I feel that 5 years is the minimum required to 1) build your skills and affect your environment enough to actually accomplish meaningful tasks and 2) get enough of those tasks done and on your resume to be a viable candidate for your next stop along your strategic plan. It’s unlikely that you’ll ever enter a situation already set to move forward right away. There is always some rearranging and customizing to your (current) skill set. 7 years is the outer limit of this time requirement – more than that, I feel I will lose my sense of urgency or, much worse, have failed to accomplish my goals to move forward. I will have gained a reputation for homeostasis at best and mediocrity at worst. I would be losing credibility and equity needed to move forward.
This time requirement changes over time. For the past 10 or so years of my professional career, 5-7 has been right. But later in life, after I had (hopefully) gotten to a certain level, it would take longer to accomplish similarly ambitious goals but with much, much bigger scale. But 5-7 made sense for now.
What achievements would you need by what milestones to get to the next point in your plan? Are you managing staff now? At what level? Do you manage a budget? All of your budget? Do you think you need to have accomplished that in order to move onto the next level? How much work at a strategic – rather than tactical – level have you done? Have you been able to translate that into actions and results? How many projects of that nature – strategically aligned, fully-executed – do you want on your resume before you’re comfortable saying “you should hire me, because I’ve proven that I can do a job like this?”
I’ve had a personal strategic plan since roughly 2007. I would like to say that it was in 2006, before I got my job at Santa Clara University Law School as the Assistant Dean for Law Technology, that I had put a plan together. That I realized I needed a management position before I could even think about what was next. But it took that jolt – that move up to another position – that motivated me to think about what I would want to do next, on what schedule, and to what eventual level.
To an extent, I have been very fortunate. I’ve moved up to two separate positions on my strategic plan ahead of schedule. I haven’t had to move and have therefore maintained the local connections I worked hard to form over the years. But I also believe that one makes one’s own luck. These positions would have opened up whether I was ready or not. I had to make sure I had the right skill set, built the right relationships and, overall, accomplished a noteworthy portfolio of projects so that when a position was posted, I was a legitimate applicant.

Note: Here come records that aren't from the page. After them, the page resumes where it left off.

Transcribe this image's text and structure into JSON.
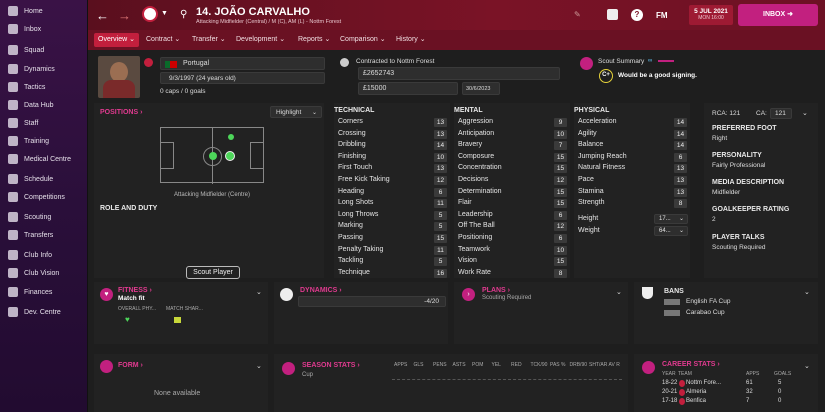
{
  "nav": [
    "Home",
    "Inbox",
    "Squad",
    "Dynamics",
    "Tactics",
    "Data Hub",
    "Staff",
    "Training",
    "Medical Centre",
    "Schedule",
    "Competitions",
    "Scouting",
    "Transfers",
    "Club Info",
    "Club Vision",
    "Finances",
    "Dev. Centre"
  ],
  "header": {
    "title": "14. JOÃO CARVALHO",
    "subtitle": "Attacking Midfielder (Central) / M (C), AM (L) - Nottm Forest",
    "date_line1": "5 JUL 2021",
    "date_line2": "MON 16:00",
    "fm": "FM",
    "inbox": "INBOX"
  },
  "tabs": [
    {
      "label": "Overview"
    },
    {
      "label": "Contract"
    },
    {
      "label": "Transfer"
    },
    {
      "label": "Development"
    },
    {
      "label": "Reports"
    },
    {
      "label": "Comparison"
    },
    {
      "label": "History"
    }
  ],
  "profile": {
    "nation": "Portugal",
    "dob": "9/3/1997 (24 years old)",
    "caps": "0 caps / 0 goals",
    "contract": "Contracted to Nottm Forest",
    "value": "£2652743",
    "wage": "£15000",
    "expiry": "30/6/2023",
    "scout_title": "Scout Summary",
    "scout_grade": "C+",
    "scout_text": "Would be a good signing."
  },
  "positions": {
    "title": "POSITIONS",
    "highlight": "Highlight",
    "pos_label": "Attacking Midfielder (Centre)",
    "role_title": "ROLE AND DUTY",
    "scout_button": "Scout Player"
  },
  "technical": {
    "title": "TECHNICAL",
    "attrs": [
      [
        "Corners",
        "13"
      ],
      [
        "Crossing",
        "13"
      ],
      [
        "Dribbling",
        "14"
      ],
      [
        "Finishing",
        "10"
      ],
      [
        "First Touch",
        "13"
      ],
      [
        "Free Kick Taking",
        "12"
      ],
      [
        "Heading",
        "6"
      ],
      [
        "Long Shots",
        "11"
      ],
      [
        "Long Throws",
        "5"
      ],
      [
        "Marking",
        "5"
      ],
      [
        "Passing",
        "15"
      ],
      [
        "Penalty Taking",
        "11"
      ],
      [
        "Tackling",
        "5"
      ],
      [
        "Technique",
        "16"
      ]
    ]
  },
  "mental": {
    "title": "MENTAL",
    "attrs": [
      [
        "Aggression",
        "9"
      ],
      [
        "Anticipation",
        "10"
      ],
      [
        "Bravery",
        "7"
      ],
      [
        "Composure",
        "15"
      ],
      [
        "Concentration",
        "15"
      ],
      [
        "Decisions",
        "12"
      ],
      [
        "Determination",
        "15"
      ],
      [
        "Flair",
        "15"
      ],
      [
        "Leadership",
        "6"
      ],
      [
        "Off The Ball",
        "12"
      ],
      [
        "Positioning",
        "6"
      ],
      [
        "Teamwork",
        "10"
      ],
      [
        "Vision",
        "15"
      ],
      [
        "Work Rate",
        "8"
      ]
    ]
  },
  "physical": {
    "title": "PHYSICAL",
    "attrs": [
      [
        "Acceleration",
        "14"
      ],
      [
        "Agility",
        "14"
      ],
      [
        "Balance",
        "14"
      ],
      [
        "Jumping Reach",
        "6"
      ],
      [
        "Natural Fitness",
        "13"
      ],
      [
        "Pace",
        "13"
      ],
      [
        "Stamina",
        "13"
      ],
      [
        "Strength",
        "8"
      ]
    ],
    "height_label": "Height",
    "height_val": "17...",
    "weight_label": "Weight",
    "weight_val": "64..."
  },
  "side": {
    "rca": "RCA: 121",
    "ca_label": "CA:",
    "ca_val": "121",
    "pref_foot_t": "PREFERRED FOOT",
    "pref_foot": "Right",
    "personality_t": "PERSONALITY",
    "personality": "Fairly Professional",
    "media_t": "MEDIA DESCRIPTION",
    "media": "Midfielder",
    "gk_t": "GOALKEEPER RATING",
    "gk": "2",
    "talks_t": "PLAYER TALKS",
    "talks": "Scouting Required"
  },
  "fitness": {
    "title": "FITNESS",
    "sub": "Match fit",
    "c1": "OVERALL PHY...",
    "c2": "MATCH SHAR..."
  },
  "dynamics": {
    "title": "DYNAMICS",
    "val": "-4/20"
  },
  "plans": {
    "title": "PLANS",
    "sub": "Scouting Required"
  },
  "bans": {
    "title": "BANS",
    "items": [
      "English FA Cup",
      "Carabao Cup"
    ]
  },
  "form": {
    "title": "FORM",
    "none": "None available"
  },
  "season": {
    "title": "SEASON STATS",
    "sub": "Cup",
    "cols": [
      "APPS",
      "GLS",
      "PENS",
      "ASTS",
      "POM",
      "YEL",
      "RED",
      "TCK/90",
      "PAS %",
      "DRB/90",
      "SHT/AR",
      "AV R"
    ]
  },
  "career": {
    "title": "CAREER STATS",
    "cols": [
      "YEAR",
      "TEAM",
      "APPS",
      "GOALS"
    ],
    "rows": [
      [
        "18-22",
        "Nottm Fore...",
        "61",
        "5"
      ],
      [
        "20-21",
        "Almeria",
        "32",
        "0"
      ],
      [
        "17-18",
        "Benfica",
        "7",
        "0"
      ]
    ]
  }
}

Some say it’s better to be lucky than good. This is true, to an extent. But if you’re lucky and you’re not ready, if you haven’t followed that strategic plan and built up your set of skills, then that next step will be that much longer to achieve. So I guess I’d like to think that I’m lucky and good. Time will tell. But I also had a plan, and that kept me on track or, at the least, pointed in the right direction from year to year. We’ll see what this plan looks like as I move forward from here.